- Work to be completed -
Please copy out every line of the listing below in which the word "count" appears.
-- Opening Marker --
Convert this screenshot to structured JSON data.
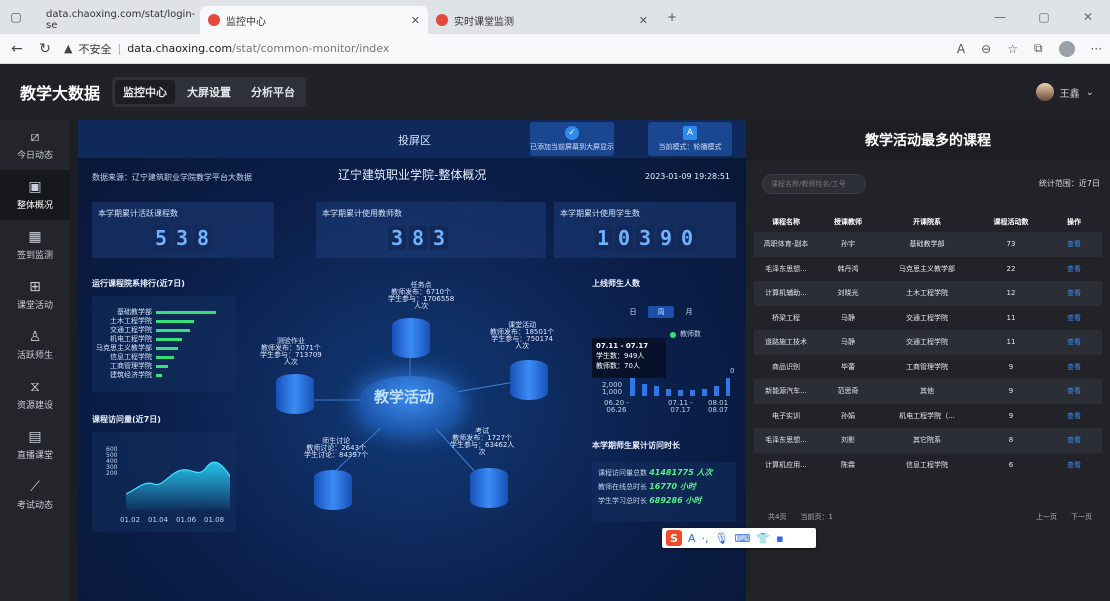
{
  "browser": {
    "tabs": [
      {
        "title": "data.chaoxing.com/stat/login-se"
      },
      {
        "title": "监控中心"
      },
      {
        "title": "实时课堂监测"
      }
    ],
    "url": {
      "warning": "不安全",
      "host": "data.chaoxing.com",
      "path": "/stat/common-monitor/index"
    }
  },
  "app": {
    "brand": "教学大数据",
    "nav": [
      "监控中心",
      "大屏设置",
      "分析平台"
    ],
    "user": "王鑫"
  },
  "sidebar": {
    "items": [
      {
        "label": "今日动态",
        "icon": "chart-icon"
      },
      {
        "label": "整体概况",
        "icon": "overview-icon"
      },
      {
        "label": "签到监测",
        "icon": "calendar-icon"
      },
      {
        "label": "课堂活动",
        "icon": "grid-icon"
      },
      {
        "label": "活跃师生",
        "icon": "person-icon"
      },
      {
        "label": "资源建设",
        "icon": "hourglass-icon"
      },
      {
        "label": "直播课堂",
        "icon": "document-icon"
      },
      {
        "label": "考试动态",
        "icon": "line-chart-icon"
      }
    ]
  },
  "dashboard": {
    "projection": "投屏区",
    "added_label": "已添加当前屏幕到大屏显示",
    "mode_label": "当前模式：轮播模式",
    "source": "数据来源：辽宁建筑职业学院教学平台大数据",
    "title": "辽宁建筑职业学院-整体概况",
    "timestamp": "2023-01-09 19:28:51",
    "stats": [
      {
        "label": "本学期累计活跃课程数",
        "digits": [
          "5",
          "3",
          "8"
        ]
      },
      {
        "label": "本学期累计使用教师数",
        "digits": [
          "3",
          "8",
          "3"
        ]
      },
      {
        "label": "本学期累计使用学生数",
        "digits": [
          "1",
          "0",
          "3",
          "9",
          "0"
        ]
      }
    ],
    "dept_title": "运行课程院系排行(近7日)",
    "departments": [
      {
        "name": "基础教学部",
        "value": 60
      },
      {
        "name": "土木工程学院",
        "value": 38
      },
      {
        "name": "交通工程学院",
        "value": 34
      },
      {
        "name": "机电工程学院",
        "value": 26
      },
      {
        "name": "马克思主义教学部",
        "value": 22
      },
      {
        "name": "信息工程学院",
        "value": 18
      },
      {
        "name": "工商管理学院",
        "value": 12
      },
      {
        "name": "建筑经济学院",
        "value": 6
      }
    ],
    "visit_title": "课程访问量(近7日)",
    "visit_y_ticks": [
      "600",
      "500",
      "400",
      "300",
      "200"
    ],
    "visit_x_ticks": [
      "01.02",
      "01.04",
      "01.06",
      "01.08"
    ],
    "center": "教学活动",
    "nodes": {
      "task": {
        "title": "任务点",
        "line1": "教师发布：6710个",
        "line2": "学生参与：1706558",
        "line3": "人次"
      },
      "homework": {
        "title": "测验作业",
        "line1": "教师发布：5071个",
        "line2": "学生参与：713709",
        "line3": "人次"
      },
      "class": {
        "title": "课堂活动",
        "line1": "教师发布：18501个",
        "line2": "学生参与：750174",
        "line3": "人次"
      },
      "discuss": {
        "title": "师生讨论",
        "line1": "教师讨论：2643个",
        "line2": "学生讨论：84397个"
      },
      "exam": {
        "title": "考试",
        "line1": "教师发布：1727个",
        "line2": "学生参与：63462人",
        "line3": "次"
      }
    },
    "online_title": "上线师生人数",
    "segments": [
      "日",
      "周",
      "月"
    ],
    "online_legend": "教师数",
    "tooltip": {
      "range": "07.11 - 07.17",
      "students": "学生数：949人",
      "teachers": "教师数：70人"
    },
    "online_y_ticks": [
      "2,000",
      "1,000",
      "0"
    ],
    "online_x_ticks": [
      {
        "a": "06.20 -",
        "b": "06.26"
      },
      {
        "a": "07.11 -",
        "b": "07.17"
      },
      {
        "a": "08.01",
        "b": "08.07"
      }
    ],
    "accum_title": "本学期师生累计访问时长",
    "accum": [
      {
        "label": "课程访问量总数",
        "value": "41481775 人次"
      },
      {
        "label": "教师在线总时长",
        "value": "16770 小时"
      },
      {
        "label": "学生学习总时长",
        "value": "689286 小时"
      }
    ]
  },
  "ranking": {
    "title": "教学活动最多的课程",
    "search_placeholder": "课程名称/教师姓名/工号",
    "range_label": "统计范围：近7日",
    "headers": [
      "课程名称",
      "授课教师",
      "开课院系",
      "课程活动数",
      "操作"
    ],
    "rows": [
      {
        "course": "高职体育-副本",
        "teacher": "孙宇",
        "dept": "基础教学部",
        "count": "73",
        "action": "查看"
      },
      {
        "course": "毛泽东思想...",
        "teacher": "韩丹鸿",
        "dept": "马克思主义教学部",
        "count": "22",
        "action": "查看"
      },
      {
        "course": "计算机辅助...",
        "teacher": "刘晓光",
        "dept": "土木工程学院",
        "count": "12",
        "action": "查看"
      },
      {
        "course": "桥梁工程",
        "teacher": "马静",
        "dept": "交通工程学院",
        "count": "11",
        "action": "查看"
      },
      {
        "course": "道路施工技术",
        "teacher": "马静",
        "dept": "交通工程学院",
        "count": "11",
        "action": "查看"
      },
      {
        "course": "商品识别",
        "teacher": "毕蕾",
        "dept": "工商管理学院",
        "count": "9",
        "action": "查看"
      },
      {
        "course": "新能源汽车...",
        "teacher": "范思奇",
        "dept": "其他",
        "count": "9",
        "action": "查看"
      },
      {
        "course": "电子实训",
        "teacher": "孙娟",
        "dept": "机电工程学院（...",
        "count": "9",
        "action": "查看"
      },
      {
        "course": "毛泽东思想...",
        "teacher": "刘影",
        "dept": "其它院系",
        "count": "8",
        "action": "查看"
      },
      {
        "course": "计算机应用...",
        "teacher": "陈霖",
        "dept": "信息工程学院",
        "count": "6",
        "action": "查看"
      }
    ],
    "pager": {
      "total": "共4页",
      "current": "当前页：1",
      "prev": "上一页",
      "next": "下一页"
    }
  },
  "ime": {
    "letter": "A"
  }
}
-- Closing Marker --
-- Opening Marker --
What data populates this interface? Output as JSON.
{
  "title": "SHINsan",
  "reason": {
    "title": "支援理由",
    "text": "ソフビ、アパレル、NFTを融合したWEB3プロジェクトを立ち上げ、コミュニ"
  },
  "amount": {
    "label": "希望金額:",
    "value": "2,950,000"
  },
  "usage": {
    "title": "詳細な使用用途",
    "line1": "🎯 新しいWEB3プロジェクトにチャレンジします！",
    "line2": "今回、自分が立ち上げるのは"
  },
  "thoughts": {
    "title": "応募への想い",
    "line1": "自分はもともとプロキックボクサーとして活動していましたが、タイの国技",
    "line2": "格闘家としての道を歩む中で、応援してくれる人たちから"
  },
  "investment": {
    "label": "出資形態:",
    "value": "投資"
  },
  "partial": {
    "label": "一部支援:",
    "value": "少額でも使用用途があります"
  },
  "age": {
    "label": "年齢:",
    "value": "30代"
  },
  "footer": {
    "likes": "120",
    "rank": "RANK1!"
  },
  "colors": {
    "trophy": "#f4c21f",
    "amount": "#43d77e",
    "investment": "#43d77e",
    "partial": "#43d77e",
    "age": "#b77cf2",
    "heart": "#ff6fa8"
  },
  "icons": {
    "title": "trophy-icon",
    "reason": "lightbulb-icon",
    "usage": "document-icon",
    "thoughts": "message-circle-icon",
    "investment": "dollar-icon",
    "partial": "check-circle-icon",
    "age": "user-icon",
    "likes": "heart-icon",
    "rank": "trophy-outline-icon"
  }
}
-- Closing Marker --
- Output of the task -
        "count": "73",
        "count": "22",
        "count": "12",
        "count": "11",
        "count": "11",
        "count": "9",
        "count": "9",
        "count": "9",
        "count": "8",
        "count": "6",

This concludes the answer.